Fewer working hours are better for some on universal credit
The Resolution Foundation have found that universal credit is increasing work disincentives as many see little change in income halving their work hours.
A review has found that welfare reforms are making it more attractive for some people to work shorter hours, reports the Guardian.
The review found that the universal credit system’s flaw particularly affect single parents, second earners and those who work without having children dependent on the,.
The interim report, overseen by Mike Brewer, professor of economics at Essex University, says UC’s primary focus is on reducing joblessness within households. “It does little to encourage increases in hours or earnings beyond what the current system provides. Indeed many will face slightly blunter incentives to work or earn more.”
The report highlights that recipients who receive help towards rent find that their work allowance runs out at very few hours of work. If paid the minimum wage, this will be after no more than nine hours. After that point they will only keep a maximum of 35p of each extra £1 earned.
Brewer said:“The integration of six benefits into one under universal credit will be a major benefit to households. It should help to get more people into work and smooth the transition for those moving in and out of employment. More needs to be done to safeguard and strengthen the welcome simplification of the benefit system under UC.”
Introduction The National Statement of Expectations for Supported Housing (NSE) was finally published on 20 October 2020, five years after the 2015 Comprehensive Spending Review suggested regulatory and oversight changes were needed, although in 2018 the government >>>
Exempt Accommodation, Welfare Reform and Vulnerable Tenants

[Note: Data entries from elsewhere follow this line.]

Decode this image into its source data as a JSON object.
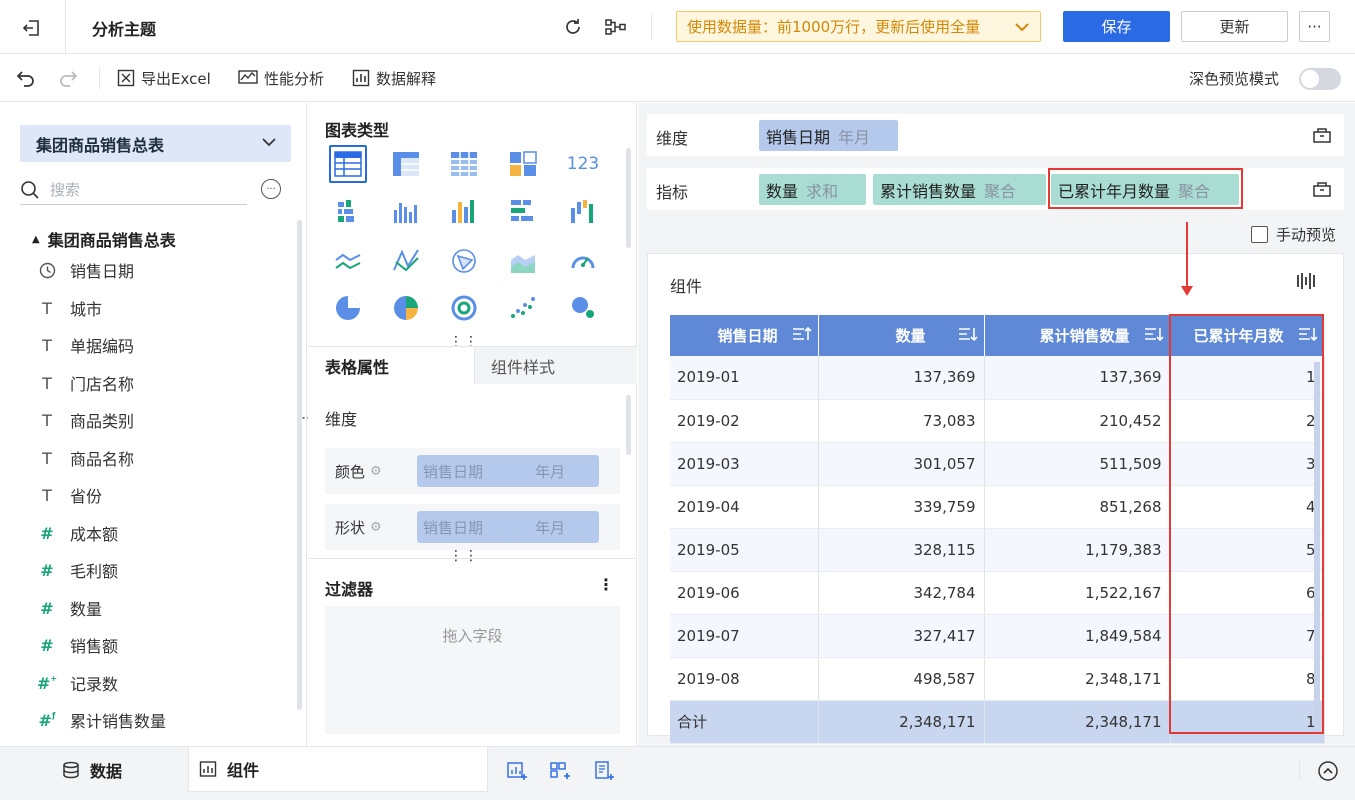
{
  "header": {
    "title": "分析主题",
    "data_usage": "使用数据量：前1000万行，更新后使用全量",
    "save_label": "保存",
    "update_label": "更新",
    "more_label": "···"
  },
  "toolbar": {
    "export_excel": "导出Excel",
    "performance": "性能分析",
    "data_explain": "数据解释",
    "dark_preview": "深色预览模式"
  },
  "left": {
    "dataset": "集团商品销售总表",
    "search_placeholder": "搜索",
    "tree_root": "集团商品销售总表",
    "fields": [
      {
        "icon": "clock-icon",
        "name": "销售日期"
      },
      {
        "icon": "text-icon",
        "name": "城市"
      },
      {
        "icon": "text-icon",
        "name": "单据编码"
      },
      {
        "icon": "text-icon",
        "name": "门店名称"
      },
      {
        "icon": "text-icon",
        "name": "商品类别"
      },
      {
        "icon": "text-icon",
        "name": "商品名称"
      },
      {
        "icon": "text-icon",
        "name": "省份"
      },
      {
        "icon": "number-icon",
        "name": "成本额"
      },
      {
        "icon": "number-icon",
        "name": "毛利额"
      },
      {
        "icon": "number-icon",
        "name": "数量"
      },
      {
        "icon": "number-icon",
        "name": "销售额"
      },
      {
        "icon": "record-count-icon",
        "name": "记录数"
      },
      {
        "icon": "calculated-field-icon",
        "name": "累计销售数量"
      }
    ]
  },
  "middle": {
    "chart_types_title": "图表类型",
    "tab_table_props": "表格属性",
    "tab_component_style": "组件样式",
    "dimension_label": "维度",
    "color_label": "颜色",
    "shape_label": "形状",
    "color_field": "销售日期",
    "color_field_sub": "年月",
    "shape_field": "销售日期",
    "shape_field_sub": "年月",
    "filter_title": "过滤器",
    "filter_placeholder": "拖入字段"
  },
  "right": {
    "dimension_label": "维度",
    "metric_label": "指标",
    "dimension_chip": {
      "name": "销售日期",
      "sub": "年月"
    },
    "metric_chips": [
      {
        "name": "数量",
        "sub": "求和"
      },
      {
        "name": "累计销售数量",
        "sub": "聚合"
      },
      {
        "name": "已累计年月数量",
        "sub": "聚合"
      }
    ],
    "manual_preview": "手动预览",
    "component_title": "组件",
    "table": {
      "headers": [
        "销售日期",
        "数量",
        "累计销售数量",
        "已累计年月数"
      ],
      "rows": [
        [
          "2019-01",
          "137,369",
          "137,369",
          "1"
        ],
        [
          "2019-02",
          "73,083",
          "210,452",
          "2"
        ],
        [
          "2019-03",
          "301,057",
          "511,509",
          "3"
        ],
        [
          "2019-04",
          "339,759",
          "851,268",
          "4"
        ],
        [
          "2019-05",
          "328,115",
          "1,179,383",
          "5"
        ],
        [
          "2019-06",
          "342,784",
          "1,522,167",
          "6"
        ],
        [
          "2019-07",
          "327,417",
          "1,849,584",
          "7"
        ],
        [
          "2019-08",
          "498,587",
          "2,348,171",
          "8"
        ]
      ],
      "total": [
        "合计",
        "2,348,171",
        "2,348,171",
        "1"
      ]
    }
  },
  "bottom": {
    "tab_data": "数据",
    "tab_component": "组件"
  },
  "colors": {
    "primary": "#2b6ae5",
    "header_blue": "#5f88d6",
    "chip_blue": "#b5c9ec",
    "chip_green": "#a9ddd3",
    "highlight_red": "#e53935",
    "warning_orange": "#d48806"
  }
}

Excellent. Very thorough and well delivered by Michael. Danny also opened a few new areas that we hadn't thought about relating to statute, again well delivered.
S.H - Bespoke Supportive Tenancies